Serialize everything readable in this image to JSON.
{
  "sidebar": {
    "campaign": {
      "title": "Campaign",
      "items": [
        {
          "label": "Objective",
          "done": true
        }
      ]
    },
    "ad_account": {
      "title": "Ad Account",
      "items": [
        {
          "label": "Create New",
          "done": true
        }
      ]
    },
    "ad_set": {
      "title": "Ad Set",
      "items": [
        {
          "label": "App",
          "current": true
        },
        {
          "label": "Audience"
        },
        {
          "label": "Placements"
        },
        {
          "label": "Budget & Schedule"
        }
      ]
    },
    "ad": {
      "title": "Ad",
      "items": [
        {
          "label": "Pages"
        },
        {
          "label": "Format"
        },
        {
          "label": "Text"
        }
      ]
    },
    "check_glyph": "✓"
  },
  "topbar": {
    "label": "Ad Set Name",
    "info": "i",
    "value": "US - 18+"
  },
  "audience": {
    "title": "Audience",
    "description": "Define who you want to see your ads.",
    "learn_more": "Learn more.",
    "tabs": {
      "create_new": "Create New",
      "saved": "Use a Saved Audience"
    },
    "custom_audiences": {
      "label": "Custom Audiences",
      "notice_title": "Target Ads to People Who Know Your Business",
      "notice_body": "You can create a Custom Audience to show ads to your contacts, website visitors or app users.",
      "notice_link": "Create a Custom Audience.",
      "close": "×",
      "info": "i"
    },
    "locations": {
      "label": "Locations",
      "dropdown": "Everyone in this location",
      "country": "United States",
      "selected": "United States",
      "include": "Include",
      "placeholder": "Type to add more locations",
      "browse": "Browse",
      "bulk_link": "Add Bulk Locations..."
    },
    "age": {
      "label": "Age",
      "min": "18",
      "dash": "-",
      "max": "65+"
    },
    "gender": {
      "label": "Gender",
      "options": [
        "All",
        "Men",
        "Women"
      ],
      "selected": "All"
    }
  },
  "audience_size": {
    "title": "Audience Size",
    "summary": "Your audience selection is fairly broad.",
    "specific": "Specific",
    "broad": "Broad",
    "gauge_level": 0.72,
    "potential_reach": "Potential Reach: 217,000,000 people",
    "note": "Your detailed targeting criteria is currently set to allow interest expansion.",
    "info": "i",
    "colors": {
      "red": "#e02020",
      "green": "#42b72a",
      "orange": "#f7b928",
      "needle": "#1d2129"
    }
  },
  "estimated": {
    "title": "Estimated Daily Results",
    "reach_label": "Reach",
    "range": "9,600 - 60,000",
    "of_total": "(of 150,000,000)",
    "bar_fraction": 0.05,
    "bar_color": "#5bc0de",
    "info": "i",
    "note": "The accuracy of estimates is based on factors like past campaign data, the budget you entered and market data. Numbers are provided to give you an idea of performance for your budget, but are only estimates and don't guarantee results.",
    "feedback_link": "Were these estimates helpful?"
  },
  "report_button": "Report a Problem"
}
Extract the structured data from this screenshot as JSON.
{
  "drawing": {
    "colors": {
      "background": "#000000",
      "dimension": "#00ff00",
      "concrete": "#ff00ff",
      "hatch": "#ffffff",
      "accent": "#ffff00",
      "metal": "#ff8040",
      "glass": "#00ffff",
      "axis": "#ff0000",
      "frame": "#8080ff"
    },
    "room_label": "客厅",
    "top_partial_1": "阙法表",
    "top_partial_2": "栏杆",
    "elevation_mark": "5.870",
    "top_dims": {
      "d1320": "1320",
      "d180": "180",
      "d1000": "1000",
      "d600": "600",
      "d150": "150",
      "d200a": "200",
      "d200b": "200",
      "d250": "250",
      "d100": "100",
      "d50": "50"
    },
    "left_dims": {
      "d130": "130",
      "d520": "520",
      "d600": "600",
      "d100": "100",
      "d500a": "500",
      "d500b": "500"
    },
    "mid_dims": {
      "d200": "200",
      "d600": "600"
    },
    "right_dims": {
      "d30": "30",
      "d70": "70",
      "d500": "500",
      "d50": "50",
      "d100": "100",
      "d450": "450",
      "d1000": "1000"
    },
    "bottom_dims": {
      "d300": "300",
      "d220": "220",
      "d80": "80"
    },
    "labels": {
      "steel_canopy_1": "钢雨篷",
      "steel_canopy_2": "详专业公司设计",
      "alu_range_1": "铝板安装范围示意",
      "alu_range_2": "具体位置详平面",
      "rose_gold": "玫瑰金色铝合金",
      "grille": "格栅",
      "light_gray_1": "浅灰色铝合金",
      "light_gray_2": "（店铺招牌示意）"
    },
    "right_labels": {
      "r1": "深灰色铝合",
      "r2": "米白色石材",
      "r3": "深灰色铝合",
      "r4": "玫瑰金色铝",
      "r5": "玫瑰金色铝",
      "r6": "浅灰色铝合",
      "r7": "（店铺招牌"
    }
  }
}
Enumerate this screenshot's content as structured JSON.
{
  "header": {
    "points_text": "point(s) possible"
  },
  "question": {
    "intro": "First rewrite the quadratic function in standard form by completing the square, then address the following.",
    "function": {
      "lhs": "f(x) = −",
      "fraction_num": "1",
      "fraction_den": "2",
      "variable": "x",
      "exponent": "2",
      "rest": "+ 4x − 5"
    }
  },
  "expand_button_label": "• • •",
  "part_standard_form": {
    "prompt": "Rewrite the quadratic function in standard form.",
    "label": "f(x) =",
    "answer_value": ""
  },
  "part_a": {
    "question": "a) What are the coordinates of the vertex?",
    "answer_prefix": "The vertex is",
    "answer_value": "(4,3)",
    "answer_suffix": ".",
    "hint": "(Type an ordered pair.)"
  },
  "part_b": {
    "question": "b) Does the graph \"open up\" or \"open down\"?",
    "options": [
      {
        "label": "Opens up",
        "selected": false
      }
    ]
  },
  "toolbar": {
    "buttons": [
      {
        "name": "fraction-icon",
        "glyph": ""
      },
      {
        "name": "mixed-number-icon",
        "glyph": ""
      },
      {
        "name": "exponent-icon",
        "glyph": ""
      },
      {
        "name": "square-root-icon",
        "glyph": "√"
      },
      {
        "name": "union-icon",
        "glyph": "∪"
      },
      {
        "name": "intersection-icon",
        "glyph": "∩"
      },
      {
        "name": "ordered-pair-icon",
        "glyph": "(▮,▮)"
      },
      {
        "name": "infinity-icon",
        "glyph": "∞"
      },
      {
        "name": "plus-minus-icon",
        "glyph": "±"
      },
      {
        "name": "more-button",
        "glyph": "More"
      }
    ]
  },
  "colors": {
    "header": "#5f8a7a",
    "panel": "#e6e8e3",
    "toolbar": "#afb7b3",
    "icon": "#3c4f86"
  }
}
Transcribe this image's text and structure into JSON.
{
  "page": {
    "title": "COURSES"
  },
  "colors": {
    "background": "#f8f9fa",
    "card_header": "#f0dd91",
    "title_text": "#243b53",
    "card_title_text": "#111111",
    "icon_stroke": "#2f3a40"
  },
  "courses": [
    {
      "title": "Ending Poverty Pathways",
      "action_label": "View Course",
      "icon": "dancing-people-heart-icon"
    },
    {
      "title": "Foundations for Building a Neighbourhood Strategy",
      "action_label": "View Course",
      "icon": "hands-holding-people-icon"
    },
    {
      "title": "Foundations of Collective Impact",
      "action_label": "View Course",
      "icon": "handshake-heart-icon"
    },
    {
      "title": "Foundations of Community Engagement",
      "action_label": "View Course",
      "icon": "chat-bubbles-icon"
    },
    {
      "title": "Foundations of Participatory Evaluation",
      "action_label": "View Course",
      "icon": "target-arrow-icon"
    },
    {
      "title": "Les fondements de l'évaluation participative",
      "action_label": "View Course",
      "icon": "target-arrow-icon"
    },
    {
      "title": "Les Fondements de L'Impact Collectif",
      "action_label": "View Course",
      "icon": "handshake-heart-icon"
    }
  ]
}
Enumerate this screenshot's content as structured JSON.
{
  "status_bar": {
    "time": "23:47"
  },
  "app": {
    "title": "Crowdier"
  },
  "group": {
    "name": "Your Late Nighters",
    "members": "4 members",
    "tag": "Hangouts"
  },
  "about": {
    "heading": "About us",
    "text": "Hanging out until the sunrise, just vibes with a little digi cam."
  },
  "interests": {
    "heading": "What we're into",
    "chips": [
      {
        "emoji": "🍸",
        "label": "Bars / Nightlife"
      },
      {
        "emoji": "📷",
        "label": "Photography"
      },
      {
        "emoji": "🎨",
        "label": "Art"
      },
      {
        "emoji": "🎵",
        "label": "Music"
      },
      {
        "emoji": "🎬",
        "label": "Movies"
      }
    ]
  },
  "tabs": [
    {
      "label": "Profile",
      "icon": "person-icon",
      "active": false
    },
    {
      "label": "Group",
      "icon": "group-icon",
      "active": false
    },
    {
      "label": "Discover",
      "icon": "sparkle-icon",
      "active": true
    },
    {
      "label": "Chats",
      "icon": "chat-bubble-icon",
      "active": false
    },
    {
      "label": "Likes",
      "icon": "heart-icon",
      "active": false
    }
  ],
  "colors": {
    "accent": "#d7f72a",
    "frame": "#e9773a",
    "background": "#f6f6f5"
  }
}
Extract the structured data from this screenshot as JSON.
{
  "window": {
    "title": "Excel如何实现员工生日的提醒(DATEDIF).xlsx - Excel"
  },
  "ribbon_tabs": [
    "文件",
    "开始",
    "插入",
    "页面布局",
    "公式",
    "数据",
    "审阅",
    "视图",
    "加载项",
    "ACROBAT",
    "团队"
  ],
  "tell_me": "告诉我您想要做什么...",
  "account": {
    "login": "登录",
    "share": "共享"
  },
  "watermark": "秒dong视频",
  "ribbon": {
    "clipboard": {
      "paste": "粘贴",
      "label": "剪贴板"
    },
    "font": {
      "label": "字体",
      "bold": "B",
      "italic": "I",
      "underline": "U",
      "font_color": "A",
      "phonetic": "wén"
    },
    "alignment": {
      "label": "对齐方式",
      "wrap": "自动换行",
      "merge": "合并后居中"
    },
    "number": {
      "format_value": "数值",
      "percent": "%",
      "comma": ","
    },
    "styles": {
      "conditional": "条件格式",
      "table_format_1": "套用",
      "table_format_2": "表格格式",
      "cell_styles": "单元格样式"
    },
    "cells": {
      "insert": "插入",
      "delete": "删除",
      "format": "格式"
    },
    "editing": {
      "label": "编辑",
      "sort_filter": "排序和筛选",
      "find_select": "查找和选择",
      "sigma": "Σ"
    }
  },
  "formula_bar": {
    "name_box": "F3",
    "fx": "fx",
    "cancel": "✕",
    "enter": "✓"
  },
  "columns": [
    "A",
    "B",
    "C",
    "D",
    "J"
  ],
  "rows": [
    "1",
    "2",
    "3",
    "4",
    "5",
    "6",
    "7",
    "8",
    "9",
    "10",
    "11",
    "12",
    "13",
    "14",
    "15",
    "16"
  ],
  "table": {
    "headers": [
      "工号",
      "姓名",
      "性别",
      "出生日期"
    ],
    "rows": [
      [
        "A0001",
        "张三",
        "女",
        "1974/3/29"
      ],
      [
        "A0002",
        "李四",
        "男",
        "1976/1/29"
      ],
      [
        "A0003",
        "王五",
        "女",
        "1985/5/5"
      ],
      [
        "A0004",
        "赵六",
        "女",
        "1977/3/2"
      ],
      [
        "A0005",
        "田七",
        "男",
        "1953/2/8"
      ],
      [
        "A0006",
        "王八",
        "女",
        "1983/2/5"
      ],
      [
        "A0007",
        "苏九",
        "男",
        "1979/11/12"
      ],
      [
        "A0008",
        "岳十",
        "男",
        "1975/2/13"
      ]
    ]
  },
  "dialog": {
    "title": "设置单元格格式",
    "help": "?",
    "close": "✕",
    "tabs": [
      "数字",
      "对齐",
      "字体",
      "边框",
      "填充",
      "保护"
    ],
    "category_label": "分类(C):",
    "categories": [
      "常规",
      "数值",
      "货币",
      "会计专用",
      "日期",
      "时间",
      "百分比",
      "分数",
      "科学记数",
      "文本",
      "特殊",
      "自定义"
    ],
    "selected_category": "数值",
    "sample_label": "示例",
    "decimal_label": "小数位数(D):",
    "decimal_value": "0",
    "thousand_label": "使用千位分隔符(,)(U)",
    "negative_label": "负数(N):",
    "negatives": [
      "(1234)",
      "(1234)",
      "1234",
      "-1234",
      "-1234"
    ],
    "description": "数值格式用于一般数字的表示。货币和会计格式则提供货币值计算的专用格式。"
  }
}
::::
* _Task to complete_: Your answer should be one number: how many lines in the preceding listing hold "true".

* _Answer space_: 4